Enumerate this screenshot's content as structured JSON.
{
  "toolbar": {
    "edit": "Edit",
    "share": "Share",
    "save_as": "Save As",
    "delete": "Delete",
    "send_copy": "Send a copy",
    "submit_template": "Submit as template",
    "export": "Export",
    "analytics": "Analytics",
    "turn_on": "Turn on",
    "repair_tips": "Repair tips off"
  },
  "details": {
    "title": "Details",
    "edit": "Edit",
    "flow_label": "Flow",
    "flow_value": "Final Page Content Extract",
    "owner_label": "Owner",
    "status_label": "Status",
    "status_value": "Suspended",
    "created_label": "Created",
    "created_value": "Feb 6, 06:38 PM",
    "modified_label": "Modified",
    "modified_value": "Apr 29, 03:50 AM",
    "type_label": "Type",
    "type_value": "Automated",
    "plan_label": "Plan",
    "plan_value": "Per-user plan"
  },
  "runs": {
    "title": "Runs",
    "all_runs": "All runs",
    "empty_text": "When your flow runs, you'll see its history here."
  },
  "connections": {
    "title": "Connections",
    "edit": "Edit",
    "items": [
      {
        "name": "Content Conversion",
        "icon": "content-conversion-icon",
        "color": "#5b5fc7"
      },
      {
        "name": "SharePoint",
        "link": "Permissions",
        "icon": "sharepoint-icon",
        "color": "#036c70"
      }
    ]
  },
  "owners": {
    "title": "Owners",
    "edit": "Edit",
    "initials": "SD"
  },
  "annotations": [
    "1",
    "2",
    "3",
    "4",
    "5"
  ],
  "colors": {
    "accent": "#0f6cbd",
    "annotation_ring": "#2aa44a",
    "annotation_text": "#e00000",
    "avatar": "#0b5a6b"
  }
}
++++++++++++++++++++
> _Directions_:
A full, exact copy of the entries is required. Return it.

> _Result_:
Enumerate this screenshot's content as structured JSON.
{
  "toolbar": {
    "edit": "Edit",
    "share": "Share",
    "save_as": "Save As",
    "delete": "Delete",
    "send_copy": "Send a copy",
    "submit_template": "Submit as template",
    "export": "Export",
    "analytics": "Analytics",
    "turn_on": "Turn on",
    "repair_tips": "Repair tips off"
  },
  "details": {
    "title": "Details",
    "edit": "Edit",
    "flow_label": "Flow",
    "flow_value": "Final Page Content Extract",
    "owner_label": "Owner",
    "status_label": "Status",
    "status_value": "Suspended",
    "created_label": "Created",
    "created_value": "Feb 6, 06:38 PM",
    "modified_label": "Modified",
    "modified_value": "Apr 29, 03:50 AM",
    "type_label": "Type",
    "type_value": "Automated",
    "plan_label": "Plan",
    "plan_value": "Per-user plan"
  },
  "runs": {
    "title": "Runs",
    "all_runs": "All runs",
    "empty_text": "When your flow runs, you'll see its history here."
  },
  "connections": {
    "title": "Connections",
    "edit": "Edit",
    "items": [
      {
        "name": "Content Conversion",
        "icon": "content-conversion-icon",
        "color": "#5b5fc7"
      },
      {
        "name": "SharePoint",
        "link": "Permissions",
        "icon": "sharepoint-icon",
        "color": "#036c70"
      }
    ]
  },
  "owners": {
    "title": "Owners",
    "edit": "Edit",
    "initials": "SD"
  },
  "annotations": [
    "1",
    "2",
    "3",
    "4",
    "5"
  ],
  "colors": {
    "accent": "#0f6cbd",
    "annotation_ring": "#2aa44a",
    "annotation_text": "#e00000",
    "avatar": "#0b5a6b"
  }
}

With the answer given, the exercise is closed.